By KEVIN NEVERS
The Lake Erie Land Company (LEL) will re-purchase all of the property sold in
1999 to the Indiana Regional Council of Carpenters Pension Trust Fund (PFT),
under a settlement reached between the two parties.
That agreement will thus bring an end to nearly three years of litigation
begun when the PFT named LEL a co-defendant in a civil lawsuit stemming from
the PFT’s purchase of 55 acres at Coffee Creek Center for $10 million, in a
deal subsequently tainted by a kickback and cover-up scandal which sent
former PFT trustee Gerry Nannenga, attorney Peter Manous and Sand Creek Sales
& Development (SCSD) brokers Kevin Pastrick and C. Paul Ihle Jr. to federal
According to a joint statement released on Friday by the PFT and LEL, “No
party is admitting any fault or wrongdoing in connection with this
settlement,” which U.S. District Court Judge Robert Miller approved earlier
in the day.
Under that settlement, the only property which LEL will not re-purchase from
the PFT is that acreage already developed and sold over the last eight years.
The PFT and LEL did not disclose the re-purchase price, nor did they reveal
any other terms of the “confidential settlement.”
“Lake Erie’s counsel, John Martin of Schiff Hardin LLP in Chicago, commented
that, although Lake Erie did nothing wrong in connection with the original
sale and believe its own claims were supported by the evidence, the
re-purchase of the property better serves the interests of all concerned and
removes the impediment to further development of Coffee Creek posed by
additional litigation,” the statement said.
“The (PFT’s) counsel, Drew Peel of Kirkland & Ellis LLP in Chicago, commented
that, although the (PFT) and its limited liability company did nothing wrong
in connection with the original purchase and believe their own claims were

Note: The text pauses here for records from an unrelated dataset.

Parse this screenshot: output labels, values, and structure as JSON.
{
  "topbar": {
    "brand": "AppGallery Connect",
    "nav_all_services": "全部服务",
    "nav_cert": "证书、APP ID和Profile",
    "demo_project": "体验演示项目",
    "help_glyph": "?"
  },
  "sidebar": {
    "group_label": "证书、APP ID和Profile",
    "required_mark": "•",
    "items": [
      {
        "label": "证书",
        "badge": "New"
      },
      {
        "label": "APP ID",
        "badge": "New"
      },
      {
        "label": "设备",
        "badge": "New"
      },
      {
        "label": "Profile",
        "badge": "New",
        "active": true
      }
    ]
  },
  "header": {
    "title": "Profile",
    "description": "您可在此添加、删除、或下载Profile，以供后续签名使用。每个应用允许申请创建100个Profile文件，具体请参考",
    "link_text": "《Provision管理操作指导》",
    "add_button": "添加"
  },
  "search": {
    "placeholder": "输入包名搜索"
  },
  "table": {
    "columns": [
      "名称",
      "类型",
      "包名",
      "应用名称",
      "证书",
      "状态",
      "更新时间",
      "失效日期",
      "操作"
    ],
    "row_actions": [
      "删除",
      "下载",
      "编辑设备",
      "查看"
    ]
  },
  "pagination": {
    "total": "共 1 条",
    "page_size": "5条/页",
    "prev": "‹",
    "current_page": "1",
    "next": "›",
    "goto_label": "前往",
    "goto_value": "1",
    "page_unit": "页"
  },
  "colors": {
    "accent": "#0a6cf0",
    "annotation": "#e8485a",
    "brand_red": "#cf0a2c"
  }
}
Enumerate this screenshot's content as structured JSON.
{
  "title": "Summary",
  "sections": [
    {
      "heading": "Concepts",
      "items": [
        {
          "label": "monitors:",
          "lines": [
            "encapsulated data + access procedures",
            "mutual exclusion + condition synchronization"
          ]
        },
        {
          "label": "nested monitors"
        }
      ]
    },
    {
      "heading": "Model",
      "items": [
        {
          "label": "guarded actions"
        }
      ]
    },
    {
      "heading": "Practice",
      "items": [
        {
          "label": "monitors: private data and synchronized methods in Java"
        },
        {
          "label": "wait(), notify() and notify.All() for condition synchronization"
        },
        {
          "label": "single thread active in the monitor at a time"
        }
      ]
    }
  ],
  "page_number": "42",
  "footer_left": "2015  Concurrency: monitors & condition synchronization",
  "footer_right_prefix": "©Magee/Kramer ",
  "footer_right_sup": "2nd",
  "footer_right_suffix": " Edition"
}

supported by the evidence, Lake Erie’s re-purchase of the property, coupled
with settlement payments and benefits received from other defendants and the
avoidance of further litigation costs and risks, made settlement with Lake
Erie the prudent course for the (PFT) at this time,” the statement said.
The U.S. Department of Labor has expressed no objection to the settlement,
the statement added.
The scandal in a nutshell: soon after the closure of the deal, Pastrick gave
Manous, from the $600,000 commission which LEL paid to SCSD, a “finder’s fee”
of $200,000, and then funneled through a dummy corporation $30,000 to
Nannenga. Manous paid Nannenga a further $15,000 from his share. Following an
investigation by the Department of Labor, Pastrick and Manous pleaded guilty
to a number of counts, including making payments to a union official to
influence the operation of a pension plan. Nannenga pleaded guilty to
conspiracy and fraud. Ihle was convicted of falsifying records and making
false statements to investigators as part of the cover-up after the fact. All
four served federal prison terms.
The goal of the PFT’s lawsuit had been to demonstrate LEL’s liability in the
scandal and to that end advanced two premises: that LEL principals had
knowledge before closure of Pastrick’s intended payment to Manous; and that
LEL defrauded the PFT by knowingly selling it significantly overvalued
Among other things, the lawsuit had sought actual damages, estimated at more
than $5 million; three fold actual damages; and the rescission of the
original land deal, under which the PFT would return the 55 acres to LEL in
exchange for the $10 million purchase price plus 8 percent annual interest.